→ Provided data:

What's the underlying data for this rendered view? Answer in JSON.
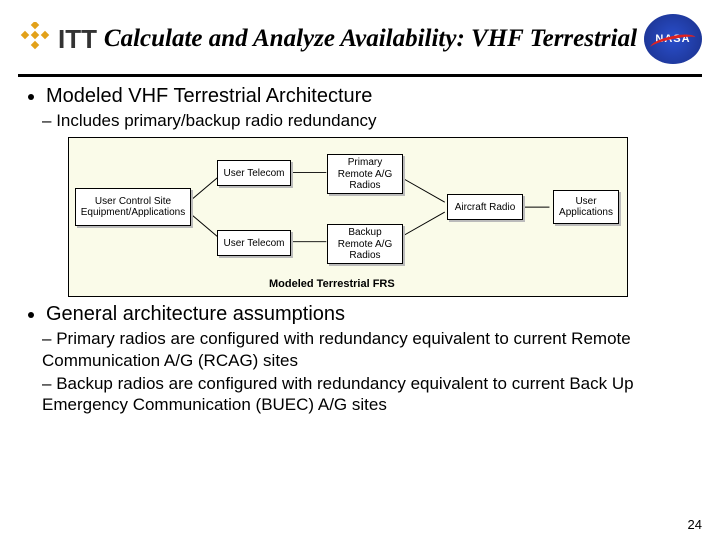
{
  "header": {
    "left_logo_name": "itt-logo",
    "left_logo_text": "ITT",
    "title": "Calculate and Analyze Availability: VHF Terrestrial",
    "right_logo_name": "nasa-logo",
    "right_logo_text": "NASA"
  },
  "bullets": {
    "b1": "Modeled VHF Terrestrial Architecture",
    "b1_sub1": "Includes primary/backup radio redundancy",
    "b2": "General architecture assumptions",
    "b2_sub1": "Primary radios are configured with redundancy equivalent to current Remote Communication A/G (RCAG) sites",
    "b2_sub2": "Backup radios are configured with redundancy equivalent to current Back Up Emergency Communication (BUEC) A/G sites"
  },
  "diagram": {
    "caption": "Modeled Terrestrial FRS",
    "boxes": {
      "ucse": "User Control Site Equipment/Applications",
      "ut1": "User Telecom",
      "ut2": "User Telecom",
      "prim": "Primary Remote A/G Radios",
      "back": "Backup Remote A/G Radios",
      "aircraft": "Aircraft Radio",
      "userapps": "User Applications"
    }
  },
  "page_number": "24"
}
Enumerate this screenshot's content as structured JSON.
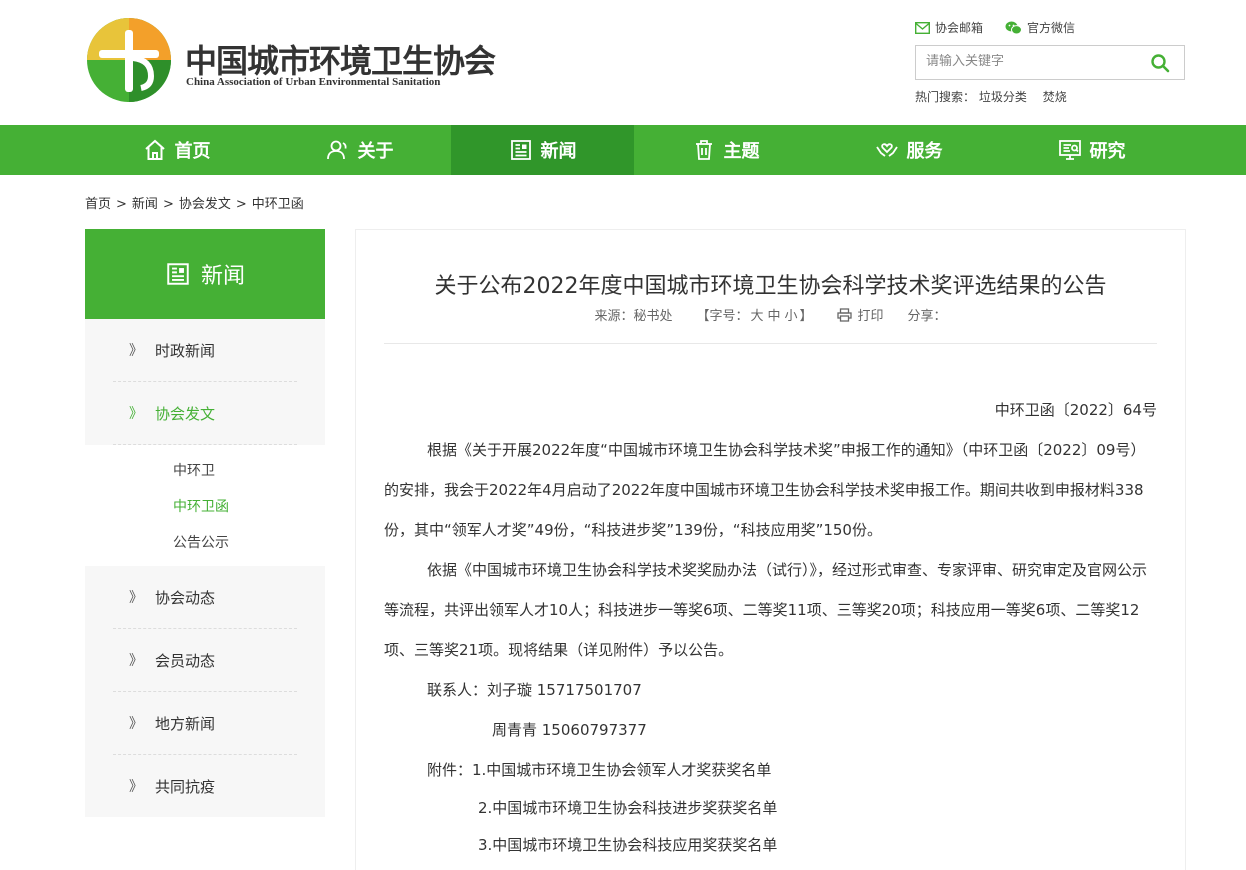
{
  "brand": {
    "name_cn": "中国城市环境卫生协会",
    "name_en": "China Association of Urban Environmental Sanitation",
    "colors": {
      "green": "#45b035",
      "dark_green": "#30962a",
      "orange": "#f3a02a"
    }
  },
  "top_links": {
    "email": "协会邮箱",
    "wechat": "官方微信"
  },
  "search": {
    "placeholder": "请输入关键字",
    "hot_label": "热门搜索：",
    "hot": [
      "垃圾分类",
      "焚烧"
    ]
  },
  "nav": {
    "home": "首页",
    "about": "关于",
    "news": "新闻",
    "topic": "主题",
    "service": "服务",
    "research": "研究",
    "active": "新闻"
  },
  "breadcrumb": [
    "首页",
    "新闻",
    "协会发文",
    "中环卫函"
  ],
  "sidebar": {
    "title": "新闻",
    "items": [
      {
        "label": "时政新闻"
      },
      {
        "label": "协会发文"
      },
      {
        "label": "协会动态"
      },
      {
        "label": "会员动态"
      },
      {
        "label": "地方新闻"
      },
      {
        "label": "共同抗疫"
      }
    ],
    "sub": [
      "中环卫",
      "中环卫函",
      "公告公示"
    ],
    "arrow": "》"
  },
  "article": {
    "title": "关于公布2022年度中国城市环境卫生协会科学技术奖评选结果的公告",
    "source": "来源：秘书处",
    "font_label": "【字号：",
    "font_sizes": [
      "大",
      "中",
      "小"
    ],
    "font_close": "】",
    "print": "打印",
    "share": "分享：",
    "doc_number": "中环卫函〔2022〕64号",
    "para1": "根据《关于开展2022年度“中国城市环境卫生协会科学技术奖”申报工作的通知》（中环卫函〔2022〕09号）的安排，我会于2022年4月启动了2022年度中国城市环境卫生协会科学技术奖申报工作。期间共收到申报材料338份，其中“领军人才奖”49份，“科技进步奖”139份，“科技应用奖”150份。",
    "para2": "依据《中国城市环境卫生协会科学技术奖奖励办法（试行）》，经过形式审查、专家评审、研究审定及官网公示等流程，共评出领军人才10人；科技进步一等奖6项、二等奖11项、三等奖20项；科技应用一等奖6项、二等奖12项、三等奖21项。现将结果（详见附件）予以公告。",
    "contact1": "联系人：刘子璇  15717501707",
    "contact2": "周青青  15060797377",
    "attach1": "附件：1.中国城市环境卫生协会领军人才奖获奖名单",
    "attach2": "2.中国城市环境卫生协会科技进步奖获奖名单",
    "attach3": "3.中国城市环境卫生协会科技应用奖获奖名单"
  }
}
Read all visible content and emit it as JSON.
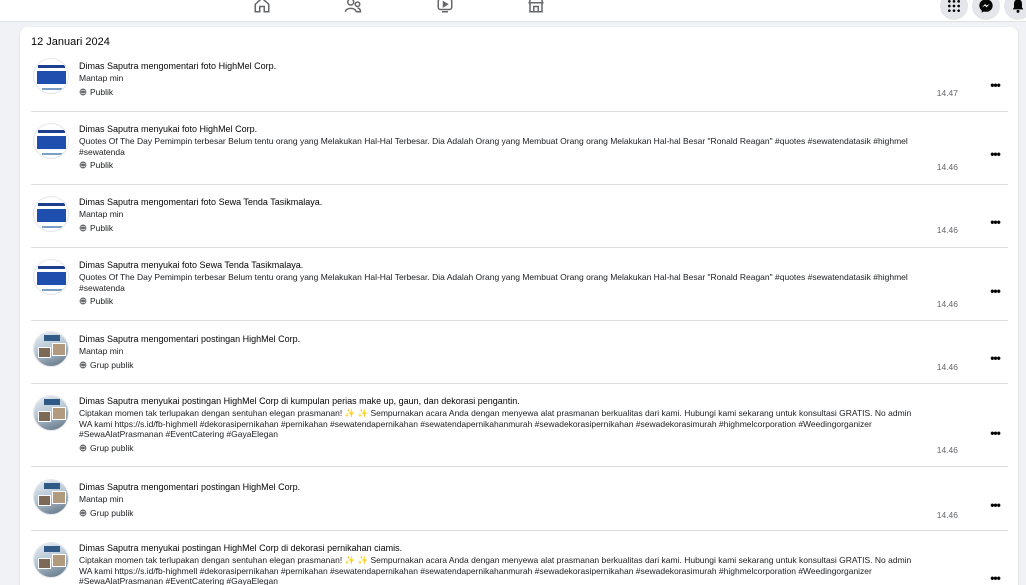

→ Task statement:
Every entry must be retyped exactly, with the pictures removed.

→ Solution for this problem:
What's the underlying data for this rendered view? Answer in JSON.
{
  "header": {
    "left_logo_name": "itt-logo",
    "left_logo_text": "ITT",
    "title": "Calculate and Analyze Availability: VHF Terrestrial",
    "right_logo_name": "nasa-logo",
    "right_logo_text": "NASA"
  },
  "bullets": {
    "b1": "Modeled VHF Terrestrial Architecture",
    "b1_sub1": "Includes primary/backup radio redundancy",
    "b2": "General architecture assumptions",
    "b2_sub1": "Primary radios are configured with redundancy equivalent to current Remote Communication A/G (RCAG) sites",
    "b2_sub2": "Backup radios are configured with redundancy equivalent to current Back Up Emergency Communication (BUEC) A/G sites"
  },
  "diagram": {
    "caption": "Modeled Terrestrial FRS",
    "boxes": {
      "ucse": "User Control Site Equipment/Applications",
      "ut1": "User Telecom",
      "ut2": "User Telecom",
      "prim": "Primary Remote A/G Radios",
      "back": "Backup Remote A/G Radios",
      "aircraft": "Aircraft Radio",
      "userapps": "User Applications"
    }
  },
  "page_number": "24"
}
Enumerate this screenshot's content as structured JSON.
{
  "brand": {
    "name_cn": "中国城市环境卫生协会",
    "name_en": "China Association of Urban Environmental Sanitation",
    "colors": {
      "green": "#45b035",
      "dark_green": "#30962a",
      "orange": "#f3a02a"
    }
  },
  "top_links": {
    "email": "协会邮箱",
    "wechat": "官方微信"
  },
  "search": {
    "placeholder": "请输入关键字",
    "hot_label": "热门搜索：",
    "hot": [
      "垃圾分类",
      "焚烧"
    ]
  },
  "nav": {
    "home": "首页",
    "about": "关于",
    "news": "新闻",
    "topic": "主题",
    "service": "服务",
    "research": "研究",
    "active": "新闻"
  },
  "breadcrumb": [
    "首页",
    "新闻",
    "协会发文",
    "中环卫函"
  ],
  "sidebar": {
    "title": "新闻",
    "items": [
      {
        "label": "时政新闻"
      },
      {
        "label": "协会发文"
      },
      {
        "label": "协会动态"
      },
      {
        "label": "会员动态"
      },
      {
        "label": "地方新闻"
      },
      {
        "label": "共同抗疫"
      }
    ],
    "sub": [
      "中环卫",
      "中环卫函",
      "公告公示"
    ],
    "arrow": "》"
  },
  "article": {
    "title": "关于公布2022年度中国城市环境卫生协会科学技术奖评选结果的公告",
    "source": "来源：秘书处",
    "font_label": "【字号：",
    "font_sizes": [
      "大",
      "中",
      "小"
    ],
    "font_close": "】",
    "print": "打印",
    "share": "分享：",
    "doc_number": "中环卫函〔2022〕64号",
    "para1": "根据《关于开展2022年度“中国城市环境卫生协会科学技术奖”申报工作的通知》（中环卫函〔2022〕09号）的安排，我会于2022年4月启动了2022年度中国城市环境卫生协会科学技术奖申报工作。期间共收到申报材料338份，其中“领军人才奖”49份，“科技进步奖”139份，“科技应用奖”150份。",
    "para2": "依据《中国城市环境卫生协会科学技术奖奖励办法（试行）》，经过形式审查、专家评审、研究审定及官网公示等流程，共评出领军人才10人；科技进步一等奖6项、二等奖11项、三等奖20项；科技应用一等奖6项、二等奖12项、三等奖21项。现将结果（详见附件）予以公告。",
    "contact1": "联系人：刘子璇  15717501707",
    "contact2": "周青青  15060797377",
    "attach1": "附件：1.中国城市环境卫生协会领军人才奖获奖名单",
    "attach2": "2.中国城市环境卫生协会科技进步奖获奖名单",
    "attach3": "3.中国城市环境卫生协会科技应用奖获奖名单"
  }
}
Read all visible content and emit it as JSON.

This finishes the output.